Items from a dataset:
"""

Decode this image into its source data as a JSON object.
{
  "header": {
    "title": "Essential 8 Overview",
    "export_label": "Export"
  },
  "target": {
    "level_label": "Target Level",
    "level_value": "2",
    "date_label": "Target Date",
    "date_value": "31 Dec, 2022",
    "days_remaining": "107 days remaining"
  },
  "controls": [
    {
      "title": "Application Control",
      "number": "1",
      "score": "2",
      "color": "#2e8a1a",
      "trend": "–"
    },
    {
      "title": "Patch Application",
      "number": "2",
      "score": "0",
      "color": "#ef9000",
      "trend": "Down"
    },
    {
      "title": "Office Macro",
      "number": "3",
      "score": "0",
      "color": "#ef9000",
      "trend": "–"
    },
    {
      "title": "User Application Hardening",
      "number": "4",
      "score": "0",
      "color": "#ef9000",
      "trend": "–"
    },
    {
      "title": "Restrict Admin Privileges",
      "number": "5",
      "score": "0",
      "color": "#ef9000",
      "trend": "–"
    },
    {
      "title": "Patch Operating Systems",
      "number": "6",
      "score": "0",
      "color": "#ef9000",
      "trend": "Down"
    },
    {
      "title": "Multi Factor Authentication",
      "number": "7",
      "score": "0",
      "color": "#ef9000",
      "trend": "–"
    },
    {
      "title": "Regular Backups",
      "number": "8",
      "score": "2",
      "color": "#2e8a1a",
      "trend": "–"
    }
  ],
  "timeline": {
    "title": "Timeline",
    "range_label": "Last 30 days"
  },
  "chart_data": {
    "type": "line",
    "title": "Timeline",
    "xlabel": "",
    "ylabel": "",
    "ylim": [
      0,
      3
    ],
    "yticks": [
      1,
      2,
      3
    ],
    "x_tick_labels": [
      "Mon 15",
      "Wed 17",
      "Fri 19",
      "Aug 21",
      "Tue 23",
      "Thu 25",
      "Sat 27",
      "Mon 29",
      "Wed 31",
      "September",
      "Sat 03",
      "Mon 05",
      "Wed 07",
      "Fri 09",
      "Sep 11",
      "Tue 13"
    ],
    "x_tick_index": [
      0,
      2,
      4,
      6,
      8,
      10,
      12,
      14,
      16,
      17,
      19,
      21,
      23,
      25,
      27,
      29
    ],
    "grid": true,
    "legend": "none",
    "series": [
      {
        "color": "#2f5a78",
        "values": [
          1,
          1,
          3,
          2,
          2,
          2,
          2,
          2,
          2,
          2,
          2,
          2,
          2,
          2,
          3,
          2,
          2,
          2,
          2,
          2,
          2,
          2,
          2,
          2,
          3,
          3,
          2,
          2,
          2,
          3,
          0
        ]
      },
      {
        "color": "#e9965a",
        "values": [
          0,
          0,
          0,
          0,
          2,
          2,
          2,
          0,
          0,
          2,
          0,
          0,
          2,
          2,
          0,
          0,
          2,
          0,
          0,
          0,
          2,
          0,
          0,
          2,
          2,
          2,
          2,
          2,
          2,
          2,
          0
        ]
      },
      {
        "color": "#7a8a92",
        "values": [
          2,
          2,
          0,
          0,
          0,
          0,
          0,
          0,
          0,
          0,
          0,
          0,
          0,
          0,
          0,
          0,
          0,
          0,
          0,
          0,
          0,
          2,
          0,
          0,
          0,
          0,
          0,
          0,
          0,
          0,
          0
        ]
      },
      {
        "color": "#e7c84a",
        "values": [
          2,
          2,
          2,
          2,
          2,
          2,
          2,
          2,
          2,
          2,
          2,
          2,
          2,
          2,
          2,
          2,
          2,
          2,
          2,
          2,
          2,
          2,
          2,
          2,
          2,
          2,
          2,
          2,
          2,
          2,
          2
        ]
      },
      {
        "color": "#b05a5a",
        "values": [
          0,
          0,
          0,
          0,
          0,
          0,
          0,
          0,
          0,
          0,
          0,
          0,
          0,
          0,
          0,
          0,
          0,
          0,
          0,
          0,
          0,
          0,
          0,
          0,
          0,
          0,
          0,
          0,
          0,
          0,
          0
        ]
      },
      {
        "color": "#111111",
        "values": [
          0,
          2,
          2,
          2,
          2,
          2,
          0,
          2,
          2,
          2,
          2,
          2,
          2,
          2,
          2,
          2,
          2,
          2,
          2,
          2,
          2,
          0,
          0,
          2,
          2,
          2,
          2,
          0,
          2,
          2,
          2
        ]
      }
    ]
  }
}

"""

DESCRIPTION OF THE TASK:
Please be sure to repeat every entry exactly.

YOUR SOLUTION:
Decode this image into its source data as a JSON object.
{
  "header": {
    "title": "Essential 8 Overview",
    "export_label": "Export"
  },
  "target": {
    "level_label": "Target Level",
    "level_value": "2",
    "date_label": "Target Date",
    "date_value": "31 Dec, 2022",
    "days_remaining": "107 days remaining"
  },
  "controls": [
    {
      "title": "Application Control",
      "number": "1",
      "score": "2",
      "color": "#2e8a1a",
      "trend": "–"
    },
    {
      "title": "Patch Application",
      "number": "2",
      "score": "0",
      "color": "#ef9000",
      "trend": "Down"
    },
    {
      "title": "Office Macro",
      "number": "3",
      "score": "0",
      "color": "#ef9000",
      "trend": "–"
    },
    {
      "title": "User Application Hardening",
      "number": "4",
      "score": "0",
      "color": "#ef9000",
      "trend": "–"
    },
    {
      "title": "Restrict Admin Privileges",
      "number": "5",
      "score": "0",
      "color": "#ef9000",
      "trend": "–"
    },
    {
      "title": "Patch Operating Systems",
      "number": "6",
      "score": "0",
      "color": "#ef9000",
      "trend": "Down"
    },
    {
      "title": "Multi Factor Authentication",
      "number": "7",
      "score": "0",
      "color": "#ef9000",
      "trend": "–"
    },
    {
      "title": "Regular Backups",
      "number": "8",
      "score": "2",
      "color": "#2e8a1a",
      "trend": "–"
    }
  ],
  "timeline": {
    "title": "Timeline",
    "range_label": "Last 30 days"
  },
  "chart_data": {
    "type": "line",
    "title": "Timeline",
    "xlabel": "",
    "ylabel": "",
    "ylim": [
      0,
      3
    ],
    "yticks": [
      1,
      2,
      3
    ],
    "x_tick_labels": [
      "Mon 15",
      "Wed 17",
      "Fri 19",
      "Aug 21",
      "Tue 23",
      "Thu 25",
      "Sat 27",
      "Mon 29",
      "Wed 31",
      "September",
      "Sat 03",
      "Mon 05",
      "Wed 07",
      "Fri 09",
      "Sep 11",
      "Tue 13"
    ],
    "x_tick_index": [
      0,
      2,
      4,
      6,
      8,
      10,
      12,
      14,
      16,
      17,
      19,
      21,
      23,
      25,
      27,
      29
    ],
    "grid": true,
    "legend": "none",
    "series": [
      {
        "color": "#2f5a78",
        "values": [
          1,
          1,
          3,
          2,
          2,
          2,
          2,
          2,
          2,
          2,
          2,
          2,
          2,
          2,
          3,
          2,
          2,
          2,
          2,
          2,
          2,
          2,
          2,
          2,
          3,
          3,
          2,
          2,
          2,
          3,
          0
        ]
      },
      {
        "color": "#e9965a",
        "values": [
          0,
          0,
          0,
          0,
          2,
          2,
          2,
          0,
          0,
          2,
          0,
          0,
          2,
          2,
          0,
          0,
          2,
          0,
          0,
          0,
          2,
          0,
          0,
          2,
          2,
          2,
          2,
          2,
          2,
          2,
          0
        ]
      },
      {
        "color": "#7a8a92",
        "values": [
          2,
          2,
          0,
          0,
          0,
          0,
          0,
          0,
          0,
          0,
          0,
          0,
          0,
          0,
          0,
          0,
          0,
          0,
          0,
          0,
          0,
          2,
          0,
          0,
          0,
          0,
          0,
          0,
          0,
          0,
          0
        ]
      },
      {
        "color": "#e7c84a",
        "values": [
          2,
          2,
          2,
          2,
          2,
          2,
          2,
          2,
          2,
          2,
          2,
          2,
          2,
          2,
          2,
          2,
          2,
          2,
          2,
          2,
          2,
          2,
          2,
          2,
          2,
          2,
          2,
          2,
          2,
          2,
          2
        ]
      },
      {
        "color": "#b05a5a",
        "values": [
          0,
          0,
          0,
          0,
          0,
          0,
          0,
          0,
          0,
          0,
          0,
          0,
          0,
          0,
          0,
          0,
          0,
          0,
          0,
          0,
          0,
          0,
          0,
          0,
          0,
          0,
          0,
          0,
          0,
          0,
          0
        ]
      },
      {
        "color": "#111111",
        "values": [
          0,
          2,
          2,
          2,
          2,
          2,
          0,
          2,
          2,
          2,
          2,
          2,
          2,
          2,
          2,
          2,
          2,
          2,
          2,
          2,
          2,
          0,
          0,
          2,
          2,
          2,
          2,
          0,
          2,
          2,
          2
        ]
      }
    ]
  }
}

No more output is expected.